A multi-site clinical trial on chiropractic management of asthma is underway in Australia. “The preliminary data are very encouraging. Chiropractic patients are showing decreases in physical asthma symptoms and cortisol levels,” says Dr. Anthony Rosner, director of education and research for the Foundation of Chiropractic Education and Research.
“Doctors of chiropractic can give a full-scale evaluation to asthma patients; assess their physical and neurological status, their lifestyle, diet, and stressors; and help the patients increase motor coordination, and improve the work of respiratory and gut muscles to increase the quality of life,” says Dr. Gail Henry, a chiropractic neurologist, who practices in Houston, Texas. “Doctors of chiropractic can be a great addition to the healthcare team treating the asthma patient.”
Asthma experts offer the following tips for asthma patients:
- Use air filters to help clean air in your home.
- Cover mattresses and pillows with dust covers and use hypoallergenic bed clothing to reduce exposure to dust mites.
- If your condition is getting worse, get checked for viral respiratory infections and different medical conditions, such as flu, rhinitis, sinusitis, and gastroesophageal reflux.

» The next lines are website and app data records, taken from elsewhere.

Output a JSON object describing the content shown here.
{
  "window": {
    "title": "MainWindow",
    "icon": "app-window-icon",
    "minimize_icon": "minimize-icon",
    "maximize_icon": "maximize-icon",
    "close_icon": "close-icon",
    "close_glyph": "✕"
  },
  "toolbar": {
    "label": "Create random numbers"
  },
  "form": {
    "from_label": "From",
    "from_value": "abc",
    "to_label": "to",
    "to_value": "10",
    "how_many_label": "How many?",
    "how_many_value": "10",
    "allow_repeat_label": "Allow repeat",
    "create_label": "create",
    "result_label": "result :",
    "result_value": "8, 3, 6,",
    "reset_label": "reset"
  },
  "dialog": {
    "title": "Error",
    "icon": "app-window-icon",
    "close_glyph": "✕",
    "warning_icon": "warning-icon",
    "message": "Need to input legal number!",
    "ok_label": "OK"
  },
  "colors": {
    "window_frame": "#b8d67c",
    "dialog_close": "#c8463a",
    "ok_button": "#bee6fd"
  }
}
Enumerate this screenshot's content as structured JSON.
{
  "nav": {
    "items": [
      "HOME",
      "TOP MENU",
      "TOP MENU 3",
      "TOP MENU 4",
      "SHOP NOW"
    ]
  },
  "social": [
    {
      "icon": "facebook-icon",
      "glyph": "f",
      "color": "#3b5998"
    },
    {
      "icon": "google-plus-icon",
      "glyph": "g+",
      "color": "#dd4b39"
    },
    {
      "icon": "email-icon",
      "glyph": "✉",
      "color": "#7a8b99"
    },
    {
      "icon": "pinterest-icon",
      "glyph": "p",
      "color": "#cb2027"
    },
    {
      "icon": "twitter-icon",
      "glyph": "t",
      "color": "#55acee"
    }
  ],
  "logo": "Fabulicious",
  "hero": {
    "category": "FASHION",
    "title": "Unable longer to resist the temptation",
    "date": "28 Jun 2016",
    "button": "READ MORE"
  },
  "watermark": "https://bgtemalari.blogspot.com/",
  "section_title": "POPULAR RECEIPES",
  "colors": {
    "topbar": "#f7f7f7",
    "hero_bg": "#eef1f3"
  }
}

When those are treated and eliminated, asthma symptoms improve. Endocrine factors, such as menstruation, pregnancy, and thyroid disease, may exacerbate asthma, as well.
- Some medications—aspirin; beta-blockers, including eye drops; nonsteroidal anti-inflammatory drugs, etc.—can also precipitate or aggravate asthma symptoms.
- If your asthma is exercise-induced, an individually prescribed exercise program carefully chosen under the guidance of your primary health care provider or doctor of chiropractic should be incorporated into the treatment plan.
- Avoid sulfites or monosodium glutamate (MSG) in foods. Since both additives are used in a wide variety of foods, carefully read processed food labels and choose MSG-free foods when eating out.
- Choose a more vegetarian-type diet. Animal proteins found in meat include arachidonic acid—a precursor for inflammation.
- Include foods with omega-3 fatty acids in the diet—such as fish or fish oil.
- Supplement with vitamin C, which helps reduce allergic reactions and wheezing symptoms.
- To reduce stress in your children, spend quality time with them and limit their exposure to TV programs that include violence.